Open to the public for 1 hour before and after festival events

Audio-visual installation

Adomas Zubė

In the 19th century, according to a strict arboricultural plan, the dunes of the Curonian Spit were planted with mountain pines, intended to help contain the sand that was covering the villages of local inhabitants as well as flowing into the entrance to the Klaipėda port. This extensive project created a new view of the spit, densely covered with forest. After more than a hundred years, the vast tracts of mountain pines, having outgrown their natural lifespan and become toughened, have turned as flammable as gunpowder.

Human-induced fires have burned through significant areas of mountain pine forests in the Curonian Spit multiple times. Each of these fires created charred clearings in the forest, which both the public and foresters were eager to replant. However, according to biologists studying the Curonian Spit, by burning parts of the mountain pine forest the fire has also opened up space for greater biodiversity to develop naturally where previously only mountain pines had dominated. This also has created habitats for endangered birds.

Fire is commonly perceived as a destructive force. Uncontrolled wildfires, which are becoming more frequent due to climate change, destroy a great deal of valuable vegetation and natural habitats. However, according to environmental historian Stephen J. Pyne, we have too much of the wrong kind and too little of the right kind of fire. Fire, even in cases like this, acts as a natural forester, destroying cultural landscapes but creating space for natural ones to thrive.

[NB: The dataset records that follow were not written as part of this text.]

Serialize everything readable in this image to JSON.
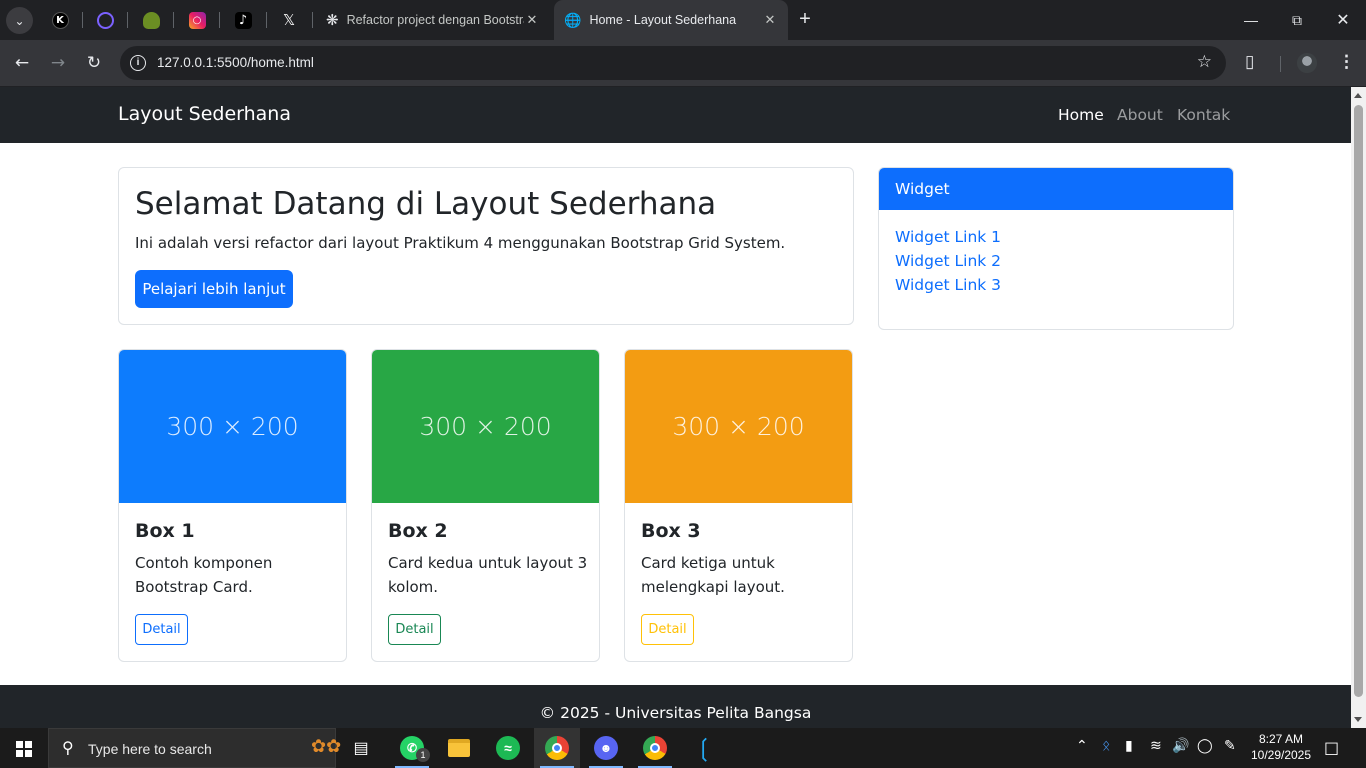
{
  "browser": {
    "tabs": [
      {
        "title": "Refactor project dengan Bootstrap",
        "active": false
      },
      {
        "title": "Home - Layout Sederhana",
        "active": true
      }
    ],
    "url": "127.0.0.1:5500/home.html"
  },
  "page": {
    "brand": "Layout Sederhana",
    "nav": [
      "Home",
      "About",
      "Kontak"
    ],
    "hero": {
      "title": "Selamat Datang di Layout Sederhana",
      "text": "Ini adalah versi refactor dari layout Praktikum 4 menggunakan Bootstrap Grid System.",
      "button": "Pelajari lebih lanjut"
    },
    "widget": {
      "title": "Widget",
      "links": [
        "Widget Link 1",
        "Widget Link 2",
        "Widget Link 3"
      ]
    },
    "boxes": [
      {
        "image_label": "300 × 200",
        "title": "Box 1",
        "text": "Contoh komponen Bootstrap Card.",
        "button": "Detail",
        "color": "#0d6efd"
      },
      {
        "image_label": "300 × 200",
        "title": "Box 2",
        "text": "Card kedua untuk layout 3 kolom.",
        "button": "Detail",
        "color": "#28a745"
      },
      {
        "image_label": "300 × 200",
        "title": "Box 3",
        "text": "Card ketiga untuk melengkapi layout.",
        "button": "Detail",
        "color": "#f39c12"
      }
    ],
    "footer": "© 2025 - Universitas Pelita Bangsa"
  },
  "taskbar": {
    "search_placeholder": "Type here to search",
    "time": "8:27 AM",
    "date": "10/29/2025",
    "whatsapp_badge": "1"
  },
  "colors": {
    "primary": "#0d6efd",
    "success": "#198754",
    "warning": "#ffc107",
    "dark": "#212529"
  }
}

Sound journalist and artist Adomas Zubė, in collaboration with the Nida folk dance group “Kalnapušė”, continues the research that began in the “Neringa Forest Architecture” residency organized by the Nida Art Colony, and presents a sound-based memory room, a space telling the story of the 2014 mountain pine forest fire in the Curonian Spit. Conversations with those who fought the fire, along with voices, dance, a harmonium, and field recordings from the burn site, are woven into a chorus that narrates the natural and human loss.